Library Benchmark no_walls Benchmark simple_wall Benchmark multi_wall
pathing 0 0 0
pathing A* 0 0 0
tile 3 3 3
go-astar 529 1347 1557
astar 2008 3677 3600
grid 2976 1900 1759
paths 7199 6368 7001

Every single data structure I used supports an efficient memory re-use. A single BuildPath call doesn’t allocate anything. Even the returned path object doesn’t involve the memory allocator.

Is it possible to go even faster? I think so. But for now, I’m quite satisfied with the results.

The promised kelindar/tile library review (optional reading)

The kelindar/tile allocates ~100000 with only 3 allocations. Let’s investigate that.

It uses a custom heap container for the frontier. It is much better than a pre-generics [container/heap], don’t use it.

Instead of allocating a new heap every time, a sync.Pool is used. On average, it greatly reduces the number of containers allocated.

For a tile storage, 3x3 pages are used. It looks clever, but I don’t have any data on whether it really helps or not.

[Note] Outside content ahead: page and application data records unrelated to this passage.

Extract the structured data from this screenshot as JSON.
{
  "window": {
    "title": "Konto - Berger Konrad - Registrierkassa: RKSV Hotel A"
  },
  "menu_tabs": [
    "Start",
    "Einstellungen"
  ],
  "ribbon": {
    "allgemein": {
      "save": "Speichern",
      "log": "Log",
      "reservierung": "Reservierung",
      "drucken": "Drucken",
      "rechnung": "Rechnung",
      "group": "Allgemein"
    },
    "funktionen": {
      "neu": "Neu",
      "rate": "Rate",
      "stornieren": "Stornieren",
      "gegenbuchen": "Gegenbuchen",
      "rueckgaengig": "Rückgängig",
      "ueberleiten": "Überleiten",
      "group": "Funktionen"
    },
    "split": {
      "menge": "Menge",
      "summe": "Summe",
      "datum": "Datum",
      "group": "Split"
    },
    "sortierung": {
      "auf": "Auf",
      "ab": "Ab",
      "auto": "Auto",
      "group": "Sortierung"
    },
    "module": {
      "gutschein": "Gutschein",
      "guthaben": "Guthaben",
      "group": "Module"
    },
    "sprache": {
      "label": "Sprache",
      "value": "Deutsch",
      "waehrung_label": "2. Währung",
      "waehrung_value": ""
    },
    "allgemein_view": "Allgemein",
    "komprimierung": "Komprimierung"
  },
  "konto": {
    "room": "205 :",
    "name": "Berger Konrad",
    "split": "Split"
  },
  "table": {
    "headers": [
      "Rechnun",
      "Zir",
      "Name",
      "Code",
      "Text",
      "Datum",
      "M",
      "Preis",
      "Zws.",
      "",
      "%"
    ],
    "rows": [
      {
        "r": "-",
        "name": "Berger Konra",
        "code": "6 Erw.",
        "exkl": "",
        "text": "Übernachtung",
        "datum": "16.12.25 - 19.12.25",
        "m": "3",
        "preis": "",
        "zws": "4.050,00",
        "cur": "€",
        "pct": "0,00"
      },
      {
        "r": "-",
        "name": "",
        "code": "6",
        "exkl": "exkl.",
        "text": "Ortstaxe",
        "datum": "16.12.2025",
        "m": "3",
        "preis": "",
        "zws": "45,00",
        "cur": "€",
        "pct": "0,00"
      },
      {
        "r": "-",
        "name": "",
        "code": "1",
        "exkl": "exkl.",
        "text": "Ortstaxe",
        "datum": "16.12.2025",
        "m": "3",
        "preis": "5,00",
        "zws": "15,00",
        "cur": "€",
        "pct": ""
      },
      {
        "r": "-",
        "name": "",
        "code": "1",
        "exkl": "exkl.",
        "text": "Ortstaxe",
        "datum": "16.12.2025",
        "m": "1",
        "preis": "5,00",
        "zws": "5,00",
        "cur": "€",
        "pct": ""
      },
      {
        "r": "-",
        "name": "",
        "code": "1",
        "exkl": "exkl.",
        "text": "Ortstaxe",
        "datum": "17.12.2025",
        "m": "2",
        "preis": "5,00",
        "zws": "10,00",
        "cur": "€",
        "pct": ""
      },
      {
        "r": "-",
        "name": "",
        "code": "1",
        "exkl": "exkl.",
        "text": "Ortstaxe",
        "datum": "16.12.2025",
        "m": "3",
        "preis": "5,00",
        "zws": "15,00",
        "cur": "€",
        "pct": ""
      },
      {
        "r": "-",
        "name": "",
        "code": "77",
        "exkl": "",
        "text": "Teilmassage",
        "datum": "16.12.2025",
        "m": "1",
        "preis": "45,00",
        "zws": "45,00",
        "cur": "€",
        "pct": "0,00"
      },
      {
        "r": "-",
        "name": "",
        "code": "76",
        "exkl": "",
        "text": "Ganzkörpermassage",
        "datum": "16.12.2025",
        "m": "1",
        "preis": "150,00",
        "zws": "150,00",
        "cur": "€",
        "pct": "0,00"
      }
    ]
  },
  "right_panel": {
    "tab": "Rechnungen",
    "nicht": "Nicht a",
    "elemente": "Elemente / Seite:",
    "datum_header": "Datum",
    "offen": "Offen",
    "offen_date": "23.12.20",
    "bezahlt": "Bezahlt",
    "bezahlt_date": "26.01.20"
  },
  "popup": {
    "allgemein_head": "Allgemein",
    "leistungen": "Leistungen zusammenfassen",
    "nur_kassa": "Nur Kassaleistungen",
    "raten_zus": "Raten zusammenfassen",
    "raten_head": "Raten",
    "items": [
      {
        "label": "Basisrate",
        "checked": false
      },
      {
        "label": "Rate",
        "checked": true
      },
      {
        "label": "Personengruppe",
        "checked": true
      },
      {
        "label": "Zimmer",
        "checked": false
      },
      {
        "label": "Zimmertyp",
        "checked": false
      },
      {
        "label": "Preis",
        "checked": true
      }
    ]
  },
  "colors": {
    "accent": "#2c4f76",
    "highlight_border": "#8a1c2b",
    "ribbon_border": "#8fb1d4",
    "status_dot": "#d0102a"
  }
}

This scheme may involve fetching up to 3 pages for a single get-neighbors call.

The intermediate results are stored inside a builtin map. The low allocations count is a consequence of a smart map size hint: πr^2. With enough luck, this means a single allocation for the entire algorithm. It should be noted that this single allocation is rather big.

The result is returned as a slice of points. This is another memory allocation.

The points in the returned path are in reverse order.

Closing Words

The algorithms are important, but their implementations may be paramount. A series of small optimization can have a phenomenal impact.

My library has two major limitations:

  1. There is a max path length limit - 56
  2. A single Grid can contain up to 4 tiles (2 bits per cell)

But there are workarounds:

  1. Partial path-building results can be combined
  2. Using separate enums per every biome can remove the issue

I could go on, telling that you can increase the limit by using a 32-byte path objects, but you got the idea. Some limitations can enable significant optimizations.

Do you find this article useful for you? If you want to thank me, consider playing my Roboden game. It’s free, multi-platform, open source, and it’s written in Go! I’ll be extra happy if you would write a review. 😇

Useful resources: